36 Cardinal Riario, the cardinal of St. George, was in the middle of building a new palace, now known as the 1 Palazzo della Cancelleria. Despite the ongoing construction, Michelangelo moved in. Sited in the middle of the Centro Storico—the historical center of the city—the Cancelleria gave Michelangelo easy access to the Pantheon, numerous churches, and the palazzi of the wealthiest Romans. A week after he arrived, Michelangelo wrote to Lorenzo: On Sunday the Cardinal came to the new house and asked for me; I went to him, and he asked me what I thought of the things I had seen.

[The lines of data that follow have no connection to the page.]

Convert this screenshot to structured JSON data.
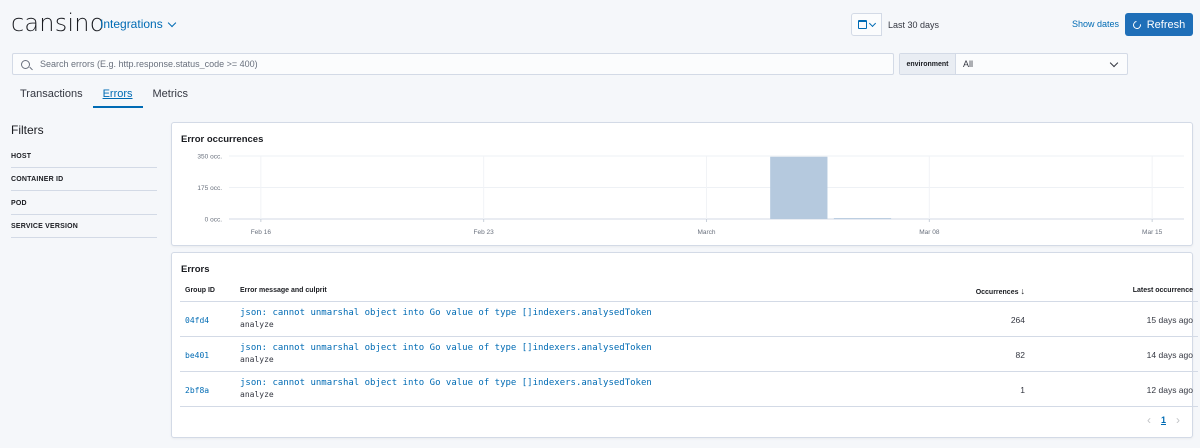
{
  "header": {
    "logo": "cansino",
    "integrations_label": "Integrations",
    "date_range": "Last 30 days",
    "show_dates": "Show dates",
    "refresh_label": "Refresh"
  },
  "search": {
    "placeholder": "Search errors (E.g. http.response.status_code >= 400)"
  },
  "environment": {
    "label": "environment",
    "value": "All"
  },
  "tabs": [
    {
      "label": "Transactions",
      "active": false
    },
    {
      "label": "Errors",
      "active": true
    },
    {
      "label": "Metrics",
      "active": false
    }
  ],
  "filters": {
    "title": "Filters",
    "items": [
      "HOST",
      "CONTAINER ID",
      "POD",
      "SERVICE VERSION"
    ]
  },
  "occurrences_panel": {
    "title": "Error occurrences"
  },
  "chart_data": {
    "type": "bar",
    "title": "Error occurrences",
    "y_ticks": [
      "350 occ.",
      "175 occ.",
      "0 occ."
    ],
    "ylim": [
      0,
      350
    ],
    "x_ticks": [
      "Feb 16",
      "Feb 23",
      "March",
      "Mar 08",
      "Mar 15"
    ],
    "x_tick_days": [
      0,
      7,
      14,
      21,
      28
    ],
    "xlim_days": [
      -1,
      29
    ],
    "bars": [
      {
        "start_day": 16,
        "end_day": 17.8,
        "value": 346
      },
      {
        "start_day": 18,
        "end_day": 19.8,
        "value": 5
      }
    ],
    "bar_color": "#b5c9de",
    "grid": true
  },
  "errors_panel": {
    "title": "Errors",
    "columns": {
      "group_id": "Group ID",
      "message": "Error message and culprit",
      "occurrences": "Occurrences",
      "latest": "Latest occurrence"
    },
    "rows": [
      {
        "group_id": "04fd4",
        "message": "json: cannot unmarshal object into Go value of type []indexers.analysedToken",
        "culprit": "analyze",
        "occurrences": "264",
        "latest": "15 days ago"
      },
      {
        "group_id": "be401",
        "message": "json: cannot unmarshal object into Go value of type []indexers.analysedToken",
        "culprit": "analyze",
        "occurrences": "82",
        "latest": "14 days ago"
      },
      {
        "group_id": "2bf8a",
        "message": "json: cannot unmarshal object into Go value of type []indexers.analysedToken",
        "culprit": "analyze",
        "occurrences": "1",
        "latest": "12 days ago"
      }
    ],
    "pagination": {
      "current": "1"
    }
  },
  "colors": {
    "accent": "#006bb4",
    "refresh_bg": "#1f6fb8",
    "page_bg": "#f5f7fa"
  }
}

He wrote to Michelangelo, pressing him for money and urging him to return to Florence. Answering his father’s call, Michelangelo left Rome—but only for a short time. Return to Florence Politically, Florence was calmer than when Michelangelo had left. Savonarola had met his fate: hanged publicly, his corpse was burned like so many of the artworks he had destroyed. The French controlled the city, having been allowed to enter by Piero de’ Medici in 1494, but relative peace had returned, allowing the inhabitants to get back to work and the wealthy to hire artists again.
Peter’s Basilica, separated from viewers by thick panes of bulletproof glass installed after a vandal attacked the piece with a hammer in 1972. Before St. Peter’s was rebuilt, the sculpture sat on the floor above a tomb. Today it is displayed on a pedestal in a secluded chapel, which prevents it from being seen at its best angle. Some experts believe Rome: Marvels in Marble that if it were moved to a dark church, the lighting would shift the focus away from Mary and on to Christ. Michelangelo’s Rome Pietà was recognized as extraordinary for its emotional depth, as well as for its technical mastery, and the artist’s reputation rapidly grew.
A Journey into Michelangelo's Rome (ArtPlace series) by Angela K. Nickerson